Exercise material Start Marker
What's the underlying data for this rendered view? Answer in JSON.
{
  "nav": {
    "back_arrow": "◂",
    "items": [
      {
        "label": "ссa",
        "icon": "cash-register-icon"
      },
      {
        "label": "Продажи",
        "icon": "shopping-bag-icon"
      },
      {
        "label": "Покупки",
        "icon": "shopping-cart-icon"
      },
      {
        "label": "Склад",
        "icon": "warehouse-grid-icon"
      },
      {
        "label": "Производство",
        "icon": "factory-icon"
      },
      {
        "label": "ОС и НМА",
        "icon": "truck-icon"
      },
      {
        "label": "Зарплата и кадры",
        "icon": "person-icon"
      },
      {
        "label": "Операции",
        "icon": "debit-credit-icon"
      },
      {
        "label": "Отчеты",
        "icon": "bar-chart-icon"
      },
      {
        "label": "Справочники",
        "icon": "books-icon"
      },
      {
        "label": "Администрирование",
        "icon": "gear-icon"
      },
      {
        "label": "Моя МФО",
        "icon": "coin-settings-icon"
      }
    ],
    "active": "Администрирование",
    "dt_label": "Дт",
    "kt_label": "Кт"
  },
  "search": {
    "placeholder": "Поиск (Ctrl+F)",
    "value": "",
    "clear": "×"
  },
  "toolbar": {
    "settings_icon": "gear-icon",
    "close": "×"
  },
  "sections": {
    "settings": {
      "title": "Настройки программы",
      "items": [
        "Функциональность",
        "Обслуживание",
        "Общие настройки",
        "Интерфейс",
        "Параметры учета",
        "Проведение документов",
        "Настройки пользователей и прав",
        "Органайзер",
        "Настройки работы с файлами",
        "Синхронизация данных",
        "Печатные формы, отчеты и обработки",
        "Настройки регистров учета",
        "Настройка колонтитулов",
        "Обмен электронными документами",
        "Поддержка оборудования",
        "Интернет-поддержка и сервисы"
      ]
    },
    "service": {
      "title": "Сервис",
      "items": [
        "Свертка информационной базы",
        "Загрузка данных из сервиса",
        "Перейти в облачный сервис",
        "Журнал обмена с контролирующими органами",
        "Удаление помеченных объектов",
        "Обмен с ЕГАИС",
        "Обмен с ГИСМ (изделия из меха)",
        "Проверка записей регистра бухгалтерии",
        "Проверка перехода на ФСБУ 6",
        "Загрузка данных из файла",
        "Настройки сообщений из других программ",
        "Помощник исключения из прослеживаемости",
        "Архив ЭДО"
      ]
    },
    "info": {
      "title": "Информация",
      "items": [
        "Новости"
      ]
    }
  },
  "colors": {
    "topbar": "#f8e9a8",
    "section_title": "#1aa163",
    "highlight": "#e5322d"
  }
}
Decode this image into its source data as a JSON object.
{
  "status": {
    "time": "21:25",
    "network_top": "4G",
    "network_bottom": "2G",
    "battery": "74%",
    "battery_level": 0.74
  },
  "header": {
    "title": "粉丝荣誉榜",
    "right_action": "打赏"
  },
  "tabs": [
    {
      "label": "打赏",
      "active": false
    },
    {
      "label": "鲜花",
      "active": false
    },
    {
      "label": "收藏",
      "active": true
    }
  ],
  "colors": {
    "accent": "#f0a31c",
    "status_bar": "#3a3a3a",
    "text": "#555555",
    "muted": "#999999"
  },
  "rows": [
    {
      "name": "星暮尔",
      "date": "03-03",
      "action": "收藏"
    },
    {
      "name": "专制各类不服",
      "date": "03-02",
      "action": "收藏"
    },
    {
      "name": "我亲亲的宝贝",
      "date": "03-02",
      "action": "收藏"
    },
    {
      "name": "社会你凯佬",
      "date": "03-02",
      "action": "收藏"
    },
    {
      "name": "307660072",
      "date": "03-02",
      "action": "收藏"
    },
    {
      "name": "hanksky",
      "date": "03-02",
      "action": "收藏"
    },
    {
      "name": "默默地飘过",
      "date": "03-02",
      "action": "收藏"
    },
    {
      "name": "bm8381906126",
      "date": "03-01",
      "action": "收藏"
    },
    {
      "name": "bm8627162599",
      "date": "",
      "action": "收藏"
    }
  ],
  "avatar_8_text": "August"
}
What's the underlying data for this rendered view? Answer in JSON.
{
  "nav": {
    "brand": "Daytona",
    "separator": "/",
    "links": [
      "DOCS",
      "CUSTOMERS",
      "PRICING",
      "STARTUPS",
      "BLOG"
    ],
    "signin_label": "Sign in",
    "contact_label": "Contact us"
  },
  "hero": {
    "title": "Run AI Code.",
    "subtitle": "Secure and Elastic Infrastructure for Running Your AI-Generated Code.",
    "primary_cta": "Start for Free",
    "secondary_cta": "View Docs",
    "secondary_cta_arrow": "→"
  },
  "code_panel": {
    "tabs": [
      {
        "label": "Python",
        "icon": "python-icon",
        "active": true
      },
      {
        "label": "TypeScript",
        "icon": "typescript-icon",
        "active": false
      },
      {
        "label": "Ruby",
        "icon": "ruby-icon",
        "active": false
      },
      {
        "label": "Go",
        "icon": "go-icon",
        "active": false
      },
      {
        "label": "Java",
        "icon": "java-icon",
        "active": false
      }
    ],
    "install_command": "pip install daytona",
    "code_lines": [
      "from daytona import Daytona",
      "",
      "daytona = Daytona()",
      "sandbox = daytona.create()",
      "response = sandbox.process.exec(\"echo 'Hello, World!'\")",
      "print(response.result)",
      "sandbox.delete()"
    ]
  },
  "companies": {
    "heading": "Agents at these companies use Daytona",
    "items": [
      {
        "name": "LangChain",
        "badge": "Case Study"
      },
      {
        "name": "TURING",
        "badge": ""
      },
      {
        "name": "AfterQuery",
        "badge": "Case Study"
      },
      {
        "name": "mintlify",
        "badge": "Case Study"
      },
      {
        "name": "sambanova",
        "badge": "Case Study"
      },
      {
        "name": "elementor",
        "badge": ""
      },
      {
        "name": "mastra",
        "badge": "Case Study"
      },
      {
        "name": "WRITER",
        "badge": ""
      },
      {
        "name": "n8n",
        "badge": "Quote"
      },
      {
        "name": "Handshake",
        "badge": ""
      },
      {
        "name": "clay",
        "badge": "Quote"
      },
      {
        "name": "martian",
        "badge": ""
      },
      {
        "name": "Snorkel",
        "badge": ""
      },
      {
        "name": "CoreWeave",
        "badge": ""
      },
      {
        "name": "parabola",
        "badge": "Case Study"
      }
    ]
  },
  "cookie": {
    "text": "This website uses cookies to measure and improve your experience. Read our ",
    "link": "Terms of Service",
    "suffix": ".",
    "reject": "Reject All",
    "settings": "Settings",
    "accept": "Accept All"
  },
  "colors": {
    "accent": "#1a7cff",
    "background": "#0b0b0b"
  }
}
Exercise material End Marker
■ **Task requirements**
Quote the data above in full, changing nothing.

■ **Task response**
What's the underlying data for this rendered view? Answer in JSON.
{
  "nav": {
    "back_arrow": "◂",
    "items": [
      {
        "label": "ссa",
        "icon": "cash-register-icon"
      },
      {
        "label": "Продажи",
        "icon": "shopping-bag-icon"
      },
      {
        "label": "Покупки",
        "icon": "shopping-cart-icon"
      },
      {
        "label": "Склад",
        "icon": "warehouse-grid-icon"
      },
      {
        "label": "Производство",
        "icon": "factory-icon"
      },
      {
        "label": "ОС и НМА",
        "icon": "truck-icon"
      },
      {
        "label": "Зарплата и кадры",
        "icon": "person-icon"
      },
      {
        "label": "Операции",
        "icon": "debit-credit-icon"
      },
      {
        "label": "Отчеты",
        "icon": "bar-chart-icon"
      },
      {
        "label": "Справочники",
        "icon": "books-icon"
      },
      {
        "label": "Администрирование",
        "icon": "gear-icon"
      },
      {
        "label": "Моя МФО",
        "icon": "coin-settings-icon"
      }
    ],
    "active": "Администрирование",
    "dt_label": "Дт",
    "kt_label": "Кт"
  },
  "search": {
    "placeholder": "Поиск (Ctrl+F)",
    "value": "",
    "clear": "×"
  },
  "toolbar": {
    "settings_icon": "gear-icon",
    "close": "×"
  },
  "sections": {
    "settings": {
      "title": "Настройки программы",
      "items": [
        "Функциональность",
        "Обслуживание",
        "Общие настройки",
        "Интерфейс",
        "Параметры учета",
        "Проведение документов",
        "Настройки пользователей и прав",
        "Органайзер",
        "Настройки работы с файлами",
        "Синхронизация данных",
        "Печатные формы, отчеты и обработки",
        "Настройки регистров учета",
        "Настройка колонтитулов",
        "Обмен электронными документами",
        "Поддержка оборудования",
        "Интернет-поддержка и сервисы"
      ]
    },
    "service": {
      "title": "Сервис",
      "items": [
        "Свертка информационной базы",
        "Загрузка данных из сервиса",
        "Перейти в облачный сервис",
        "Журнал обмена с контролирующими органами",
        "Удаление помеченных объектов",
        "Обмен с ЕГАИС",
        "Обмен с ГИСМ (изделия из меха)",
        "Проверка записей регистра бухгалтерии",
        "Проверка перехода на ФСБУ 6",
        "Загрузка данных из файла",
        "Настройки сообщений из других программ",
        "Помощник исключения из прослеживаемости",
        "Архив ЭДО"
      ]
    },
    "info": {
      "title": "Информация",
      "items": [
        "Новости"
      ]
    }
  },
  "colors": {
    "topbar": "#f8e9a8",
    "section_title": "#1aa163",
    "highlight": "#e5322d"
  }
}
Decode this image into its source data as a JSON object.
{
  "status": {
    "time": "21:25",
    "network_top": "4G",
    "network_bottom": "2G",
    "battery": "74%",
    "battery_level": 0.74
  },
  "header": {
    "title": "粉丝荣誉榜",
    "right_action": "打赏"
  },
  "tabs": [
    {
      "label": "打赏",
      "active": false
    },
    {
      "label": "鲜花",
      "active": false
    },
    {
      "label": "收藏",
      "active": true
    }
  ],
  "colors": {
    "accent": "#f0a31c",
    "status_bar": "#3a3a3a",
    "text": "#555555",
    "muted": "#999999"
  },
  "rows": [
    {
      "name": "星暮尔",
      "date": "03-03",
      "action": "收藏"
    },
    {
      "name": "专制各类不服",
      "date": "03-02",
      "action": "收藏"
    },
    {
      "name": "我亲亲的宝贝",
      "date": "03-02",
      "action": "收藏"
    },
    {
      "name": "社会你凯佬",
      "date": "03-02",
      "action": "收藏"
    },
    {
      "name": "307660072",
      "date": "03-02",
      "action": "收藏"
    },
    {
      "name": "hanksky",
      "date": "03-02",
      "action": "收藏"
    },
    {
      "name": "默默地飘过",
      "date": "03-02",
      "action": "收藏"
    },
    {
      "name": "bm8381906126",
      "date": "03-01",
      "action": "收藏"
    },
    {
      "name": "bm8627162599",
      "date": "",
      "action": "收藏"
    }
  ],
  "avatar_8_text": "August"
}
What's the underlying data for this rendered view? Answer in JSON.
{
  "nav": {
    "brand": "Daytona",
    "separator": "/",
    "links": [
      "DOCS",
      "CUSTOMERS",
      "PRICING",
      "STARTUPS",
      "BLOG"
    ],
    "signin_label": "Sign in",
    "contact_label": "Contact us"
  },
  "hero": {
    "title": "Run AI Code.",
    "subtitle": "Secure and Elastic Infrastructure for Running Your AI-Generated Code.",
    "primary_cta": "Start for Free",
    "secondary_cta": "View Docs",
    "secondary_cta_arrow": "→"
  },
  "code_panel": {
    "tabs": [
      {
        "label": "Python",
        "icon": "python-icon",
        "active": true
      },
      {
        "label": "TypeScript",
        "icon": "typescript-icon",
        "active": false
      },
      {
        "label": "Ruby",
        "icon": "ruby-icon",
        "active": false
      },
      {
        "label": "Go",
        "icon": "go-icon",
        "active": false
      },
      {
        "label": "Java",
        "icon": "java-icon",
        "active": false
      }
    ],
    "install_command": "pip install daytona",
    "code_lines": [
      "from daytona import Daytona",
      "",
      "daytona = Daytona()",
      "sandbox = daytona.create()",
      "response = sandbox.process.exec(\"echo 'Hello, World!'\")",
      "print(response.result)",
      "sandbox.delete()"
    ]
  },
  "companies": {
    "heading": "Agents at these companies use Daytona",
    "items": [
      {
        "name": "LangChain",
        "badge": "Case Study"
      },
      {
        "name": "TURING",
        "badge": ""
      },
      {
        "name": "AfterQuery",
        "badge": "Case Study"
      },
      {
        "name": "mintlify",
        "badge": "Case Study"
      },
      {
        "name": "sambanova",
        "badge": "Case Study"
      },
      {
        "name": "elementor",
        "badge": ""
      },
      {
        "name": "mastra",
        "badge": "Case Study"
      },
      {
        "name": "WRITER",
        "badge": ""
      },
      {
        "name": "n8n",
        "badge": "Quote"
      },
      {
        "name": "Handshake",
        "badge": ""
      },
      {
        "name": "clay",
        "badge": "Quote"
      },
      {
        "name": "martian",
        "badge": ""
      },
      {
        "name": "Snorkel",
        "badge": ""
      },
      {
        "name": "CoreWeave",
        "badge": ""
      },
      {
        "name": "parabola",
        "badge": "Case Study"
      }
    ]
  },
  "cookie": {
    "text": "This website uses cookies to measure and improve your experience. Read our ",
    "link": "Terms of Service",
    "suffix": ".",
    "reject": "Reject All",
    "settings": "Settings",
    "accept": "Accept All"
  },
  "colors": {
    "accent": "#1a7cff",
    "background": "#0b0b0b"
  }
}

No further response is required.